Interface dataset entries
Content starts

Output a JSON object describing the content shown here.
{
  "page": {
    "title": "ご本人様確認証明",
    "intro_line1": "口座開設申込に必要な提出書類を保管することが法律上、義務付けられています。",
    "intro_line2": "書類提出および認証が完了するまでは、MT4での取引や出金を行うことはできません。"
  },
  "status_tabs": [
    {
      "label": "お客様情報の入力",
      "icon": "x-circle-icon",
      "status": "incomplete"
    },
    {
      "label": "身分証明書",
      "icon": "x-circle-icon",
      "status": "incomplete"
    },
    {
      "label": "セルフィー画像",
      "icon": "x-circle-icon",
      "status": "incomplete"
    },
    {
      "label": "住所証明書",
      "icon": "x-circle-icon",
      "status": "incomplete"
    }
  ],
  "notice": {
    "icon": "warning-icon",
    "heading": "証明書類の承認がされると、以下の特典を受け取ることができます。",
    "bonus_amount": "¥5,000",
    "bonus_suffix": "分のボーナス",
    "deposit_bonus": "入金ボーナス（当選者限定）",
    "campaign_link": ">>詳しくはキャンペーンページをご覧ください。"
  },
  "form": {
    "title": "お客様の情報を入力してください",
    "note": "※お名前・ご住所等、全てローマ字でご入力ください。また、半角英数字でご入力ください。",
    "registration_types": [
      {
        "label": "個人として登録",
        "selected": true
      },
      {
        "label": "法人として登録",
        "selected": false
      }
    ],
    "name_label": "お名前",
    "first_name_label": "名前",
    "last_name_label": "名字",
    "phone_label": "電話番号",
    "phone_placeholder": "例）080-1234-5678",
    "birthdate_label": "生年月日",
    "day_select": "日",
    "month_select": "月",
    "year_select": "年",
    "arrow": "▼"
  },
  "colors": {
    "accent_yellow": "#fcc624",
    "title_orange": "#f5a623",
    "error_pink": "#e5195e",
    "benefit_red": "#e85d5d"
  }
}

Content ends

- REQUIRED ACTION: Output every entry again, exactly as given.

- PROBLEM SOLUTION:
Output a JSON object describing the content shown here.
{
  "page": {
    "title": "ご本人様確認証明",
    "intro_line1": "口座開設申込に必要な提出書類を保管することが法律上、義務付けられています。",
    "intro_line2": "書類提出および認証が完了するまでは、MT4での取引や出金を行うことはできません。"
  },
  "status_tabs": [
    {
      "label": "お客様情報の入力",
      "icon": "x-circle-icon",
      "status": "incomplete"
    },
    {
      "label": "身分証明書",
      "icon": "x-circle-icon",
      "status": "incomplete"
    },
    {
      "label": "セルフィー画像",
      "icon": "x-circle-icon",
      "status": "incomplete"
    },
    {
      "label": "住所証明書",
      "icon": "x-circle-icon",
      "status": "incomplete"
    }
  ],
  "notice": {
    "icon": "warning-icon",
    "heading": "証明書類の承認がされると、以下の特典を受け取ることができます。",
    "bonus_amount": "¥5,000",
    "bonus_suffix": "分のボーナス",
    "deposit_bonus": "入金ボーナス（当選者限定）",
    "campaign_link": ">>詳しくはキャンペーンページをご覧ください。"
  },
  "form": {
    "title": "お客様の情報を入力してください",
    "note": "※お名前・ご住所等、全てローマ字でご入力ください。また、半角英数字でご入力ください。",
    "registration_types": [
      {
        "label": "個人として登録",
        "selected": true
      },
      {
        "label": "法人として登録",
        "selected": false
      }
    ],
    "name_label": "お名前",
    "first_name_label": "名前",
    "last_name_label": "名字",
    "phone_label": "電話番号",
    "phone_placeholder": "例）080-1234-5678",
    "birthdate_label": "生年月日",
    "day_select": "日",
    "month_select": "月",
    "year_select": "年",
    "arrow": "▼"
  },
  "colors": {
    "accent_yellow": "#fcc624",
    "title_orange": "#f5a623",
    "error_pink": "#e5195e",
    "benefit_red": "#e85d5d"
  }
}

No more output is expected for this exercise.